Assignment: Please reproduce the data exactly, though every picture must stay out.

Data about app and page elements
★ ★ ★ ★ ★ ★ ★

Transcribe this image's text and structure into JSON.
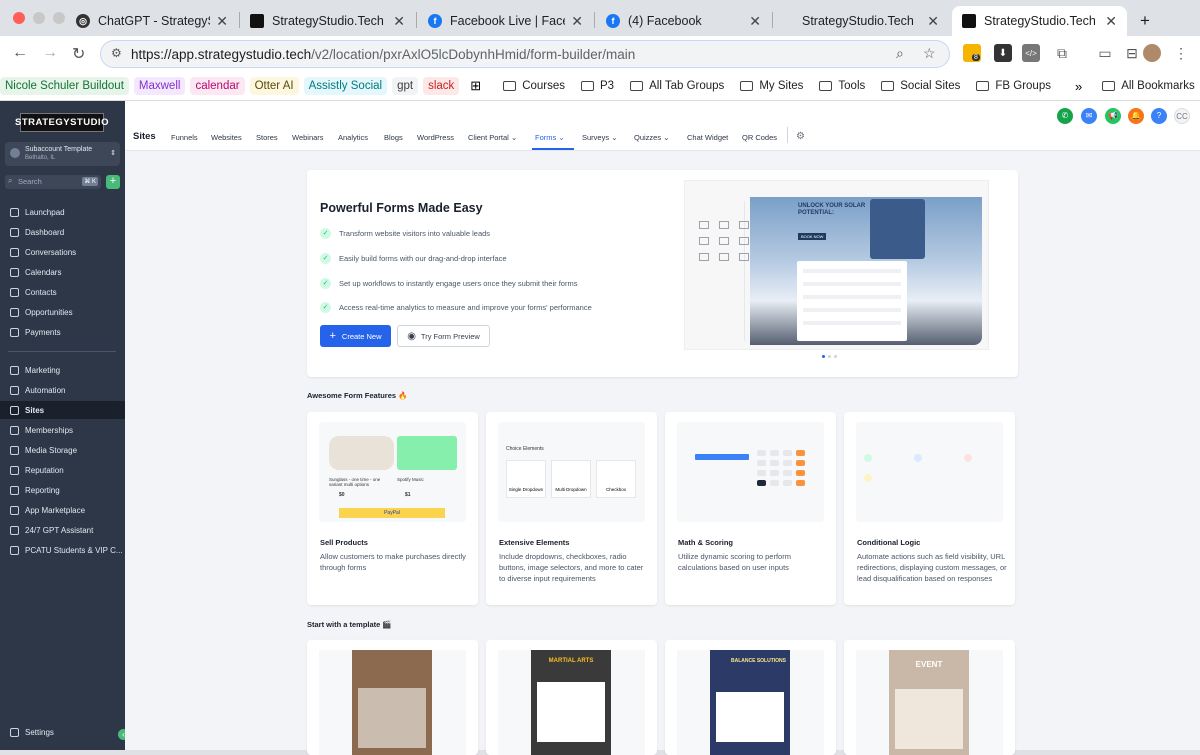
{
  "browser": {
    "tabs": [
      {
        "title": "ChatGPT - StrategyStudi",
        "icon": "openai-icon"
      },
      {
        "title": "StrategyStudio.Tech",
        "icon": "strategystudio-icon"
      },
      {
        "title": "Facebook Live | Facebook",
        "icon": "facebook-icon"
      },
      {
        "title": "(4) Facebook",
        "icon": "facebook-icon"
      },
      {
        "title": "StrategyStudio.Tech",
        "icon": "none"
      },
      {
        "title": "StrategyStudio.Tech",
        "icon": "strategystudio-icon"
      }
    ],
    "new_tab": "+",
    "url_host": "https://app.strategystudio.tech",
    "url_path": "/v2/location/pxrAxlO5lcDobynhHmid/form-builder/main",
    "extension_badge": "8",
    "bookmarks_chips": [
      {
        "label": "Nicole Schuler Buildout",
        "bg": "#e6f4ea",
        "fg": "#137333"
      },
      {
        "label": "Maxwell",
        "bg": "#f3e8fd",
        "fg": "#8430ce"
      },
      {
        "label": "calendar",
        "bg": "#fce8f3",
        "fg": "#b80672"
      },
      {
        "label": "Otter AI",
        "bg": "#fef7e0",
        "fg": "#594b07"
      },
      {
        "label": "Assistly Social",
        "bg": "#e4f7fb",
        "fg": "#007b83"
      },
      {
        "label": "gpt",
        "bg": "#f1f3f4",
        "fg": "#3c4043"
      },
      {
        "label": "slack",
        "bg": "#fce8e6",
        "fg": "#c5221f"
      }
    ],
    "bookmark_folders": [
      "Courses",
      "P3",
      "All Tab Groups",
      "My Sites",
      "Tools",
      "Social Sites",
      "FB Groups"
    ],
    "more": "»",
    "all_bookmarks": "All Bookmarks"
  },
  "sidebar": {
    "logo": "STRATEGYSTUDIO",
    "account_name": "Subaccount Template",
    "account_location": "Bethalto, IL",
    "search_placeholder": "Search",
    "search_shortcut": "⌘ K",
    "items_top": [
      {
        "label": "Launchpad",
        "icon": "rocket-icon"
      },
      {
        "label": "Dashboard",
        "icon": "dashboard-icon"
      },
      {
        "label": "Conversations",
        "icon": "chat-icon"
      },
      {
        "label": "Calendars",
        "icon": "calendar-icon"
      },
      {
        "label": "Contacts",
        "icon": "contacts-icon"
      },
      {
        "label": "Opportunities",
        "icon": "opportunities-icon"
      },
      {
        "label": "Payments",
        "icon": "payments-icon"
      }
    ],
    "items_bottom": [
      {
        "label": "Marketing",
        "icon": "marketing-icon"
      },
      {
        "label": "Automation",
        "icon": "automation-icon"
      },
      {
        "label": "Sites",
        "icon": "sites-icon",
        "active": true
      },
      {
        "label": "Memberships",
        "icon": "memberships-icon"
      },
      {
        "label": "Media Storage",
        "icon": "media-icon"
      },
      {
        "label": "Reputation",
        "icon": "star-icon"
      },
      {
        "label": "Reporting",
        "icon": "reporting-icon"
      },
      {
        "label": "App Marketplace",
        "icon": "marketplace-icon"
      },
      {
        "label": "24/7 GPT Assistant",
        "icon": "assistant-icon"
      },
      {
        "label": "PCATU Students & VIP C...",
        "icon": "group-icon"
      }
    ],
    "settings": "Settings"
  },
  "topnav": {
    "title": "Sites",
    "items": [
      "Funnels",
      "Websites",
      "Stores",
      "Webinars",
      "Analytics",
      "Blogs",
      "WordPress",
      "Client Portal",
      "Forms",
      "Surveys",
      "Quizzes",
      "Chat Widget",
      "QR Codes"
    ],
    "active": "Forms",
    "status_colors": [
      "#16a34a",
      "#3b82f6",
      "#22c55e",
      "#f97316",
      "#3b82f6",
      "#e5e7eb"
    ],
    "avatar_initials": "CC"
  },
  "hero": {
    "title": "Powerful Forms Made Easy",
    "bullets": [
      "Transform website visitors into valuable leads",
      "Easily build forms with our drag-and-drop interface",
      "Set up workflows to instantly engage users once they submit their forms",
      "Access real-time analytics to measure and improve your forms' performance"
    ],
    "create_new": "Create New",
    "try_preview": "Try Form Preview",
    "preview_heading": "UNLOCK YOUR SOLAR POTENTIAL:",
    "preview_button": "BOOK NOW"
  },
  "features": {
    "section_title": "Awesome Form Features 🔥",
    "cards": [
      {
        "title": "Sell Products",
        "desc": "Allow customers to make purchases directly through forms"
      },
      {
        "title": "Extensive Elements",
        "desc": "Include dropdowns, checkboxes, radio buttons, image selectors, and more to cater to diverse input requirements"
      },
      {
        "title": "Math & Scoring",
        "desc": "Utilize dynamic scoring to perform calculations based on user inputs"
      },
      {
        "title": "Conditional Logic",
        "desc": "Automate actions such as field visibility, URL redirections, displaying custom messages, or lead disqualification based on responses"
      }
    ],
    "choice_elements_title": "Choice Elements",
    "choice_elements": [
      "Single Dropdown",
      "Multi Dropdown",
      "Checkbox"
    ],
    "product_labels": [
      "Sunglass - one time - one variant multi options",
      "Spotify Music"
    ],
    "product_prices": [
      "$0",
      "$1"
    ],
    "paypal": "PayPal"
  },
  "templates": {
    "section_title": "Start with a template 🎬",
    "posters": [
      {
        "text": "",
        "bg": "#8b6a4f"
      },
      {
        "text": "MARTIAL ARTS",
        "bg": "#3a3a3a"
      },
      {
        "text": "BALANCE SOLUTIONS",
        "bg": "#2b3a67"
      },
      {
        "text": "EVENT",
        "bg": "#c9b8a8"
      }
    ]
  }
}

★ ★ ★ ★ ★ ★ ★

Written solution:
Transcribe this image's text and structure into JSON.
{
  "browser": {
    "tabs": [
      {
        "title": "ChatGPT - StrategyStudi",
        "icon": "openai-icon"
      },
      {
        "title": "StrategyStudio.Tech",
        "icon": "strategystudio-icon"
      },
      {
        "title": "Facebook Live | Facebook",
        "icon": "facebook-icon"
      },
      {
        "title": "(4) Facebook",
        "icon": "facebook-icon"
      },
      {
        "title": "StrategyStudio.Tech",
        "icon": "none"
      },
      {
        "title": "StrategyStudio.Tech",
        "icon": "strategystudio-icon"
      }
    ],
    "new_tab": "+",
    "url_host": "https://app.strategystudio.tech",
    "url_path": "/v2/location/pxrAxlO5lcDobynhHmid/form-builder/main",
    "extension_badge": "8",
    "bookmarks_chips": [
      {
        "label": "Nicole Schuler Buildout",
        "bg": "#e6f4ea",
        "fg": "#137333"
      },
      {
        "label": "Maxwell",
        "bg": "#f3e8fd",
        "fg": "#8430ce"
      },
      {
        "label": "calendar",
        "bg": "#fce8f3",
        "fg": "#b80672"
      },
      {
        "label": "Otter AI",
        "bg": "#fef7e0",
        "fg": "#594b07"
      },
      {
        "label": "Assistly Social",
        "bg": "#e4f7fb",
        "fg": "#007b83"
      },
      {
        "label": "gpt",
        "bg": "#f1f3f4",
        "fg": "#3c4043"
      },
      {
        "label": "slack",
        "bg": "#fce8e6",
        "fg": "#c5221f"
      }
    ],
    "bookmark_folders": [
      "Courses",
      "P3",
      "All Tab Groups",
      "My Sites",
      "Tools",
      "Social Sites",
      "FB Groups"
    ],
    "more": "»",
    "all_bookmarks": "All Bookmarks"
  },
  "sidebar": {
    "logo": "STRATEGYSTUDIO",
    "account_name": "Subaccount Template",
    "account_location": "Bethalto, IL",
    "search_placeholder": "Search",
    "search_shortcut": "⌘ K",
    "items_top": [
      {
        "label": "Launchpad",
        "icon": "rocket-icon"
      },
      {
        "label": "Dashboard",
        "icon": "dashboard-icon"
      },
      {
        "label": "Conversations",
        "icon": "chat-icon"
      },
      {
        "label": "Calendars",
        "icon": "calendar-icon"
      },
      {
        "label": "Contacts",
        "icon": "contacts-icon"
      },
      {
        "label": "Opportunities",
        "icon": "opportunities-icon"
      },
      {
        "label": "Payments",
        "icon": "payments-icon"
      }
    ],
    "items_bottom": [
      {
        "label": "Marketing",
        "icon": "marketing-icon"
      },
      {
        "label": "Automation",
        "icon": "automation-icon"
      },
      {
        "label": "Sites",
        "icon": "sites-icon",
        "active": true
      },
      {
        "label": "Memberships",
        "icon": "memberships-icon"
      },
      {
        "label": "Media Storage",
        "icon": "media-icon"
      },
      {
        "label": "Reputation",
        "icon": "star-icon"
      },
      {
        "label": "Reporting",
        "icon": "reporting-icon"
      },
      {
        "label": "App Marketplace",
        "icon": "marketplace-icon"
      },
      {
        "label": "24/7 GPT Assistant",
        "icon": "assistant-icon"
      },
      {
        "label": "PCATU Students & VIP C...",
        "icon": "group-icon"
      }
    ],
    "settings": "Settings"
  },
  "topnav": {
    "title": "Sites",
    "items": [
      "Funnels",
      "Websites",
      "Stores",
      "Webinars",
      "Analytics",
      "Blogs",
      "WordPress",
      "Client Portal",
      "Forms",
      "Surveys",
      "Quizzes",
      "Chat Widget",
      "QR Codes"
    ],
    "active": "Forms",
    "status_colors": [
      "#16a34a",
      "#3b82f6",
      "#22c55e",
      "#f97316",
      "#3b82f6",
      "#e5e7eb"
    ],
    "avatar_initials": "CC"
  },
  "hero": {
    "title": "Powerful Forms Made Easy",
    "bullets": [
      "Transform website visitors into valuable leads",
      "Easily build forms with our drag-and-drop interface",
      "Set up workflows to instantly engage users once they submit their forms",
      "Access real-time analytics to measure and improve your forms' performance"
    ],
    "create_new": "Create New",
    "try_preview": "Try Form Preview",
    "preview_heading": "UNLOCK YOUR SOLAR POTENTIAL:",
    "preview_button": "BOOK NOW"
  },
  "features": {
    "section_title": "Awesome Form Features 🔥",
    "cards": [
      {
        "title": "Sell Products",
        "desc": "Allow customers to make purchases directly through forms"
      },
      {
        "title": "Extensive Elements",
        "desc": "Include dropdowns, checkboxes, radio buttons, image selectors, and more to cater to diverse input requirements"
      },
      {
        "title": "Math & Scoring",
        "desc": "Utilize dynamic scoring to perform calculations based on user inputs"
      },
      {
        "title": "Conditional Logic",
        "desc": "Automate actions such as field visibility, URL redirections, displaying custom messages, or lead disqualification based on responses"
      }
    ],
    "choice_elements_title": "Choice Elements",
    "choice_elements": [
      "Single Dropdown",
      "Multi Dropdown",
      "Checkbox"
    ],
    "product_labels": [
      "Sunglass - one time - one variant multi options",
      "Spotify Music"
    ],
    "product_prices": [
      "$0",
      "$1"
    ],
    "paypal": "PayPal"
  },
  "templates": {
    "section_title": "Start with a template 🎬",
    "posters": [
      {
        "text": "",
        "bg": "#8b6a4f"
      },
      {
        "text": "MARTIAL ARTS",
        "bg": "#3a3a3a"
      },
      {
        "text": "BALANCE SOLUTIONS",
        "bg": "#2b3a67"
      },
      {
        "text": "EVENT",
        "bg": "#c9b8a8"
      }
    ]
  }
}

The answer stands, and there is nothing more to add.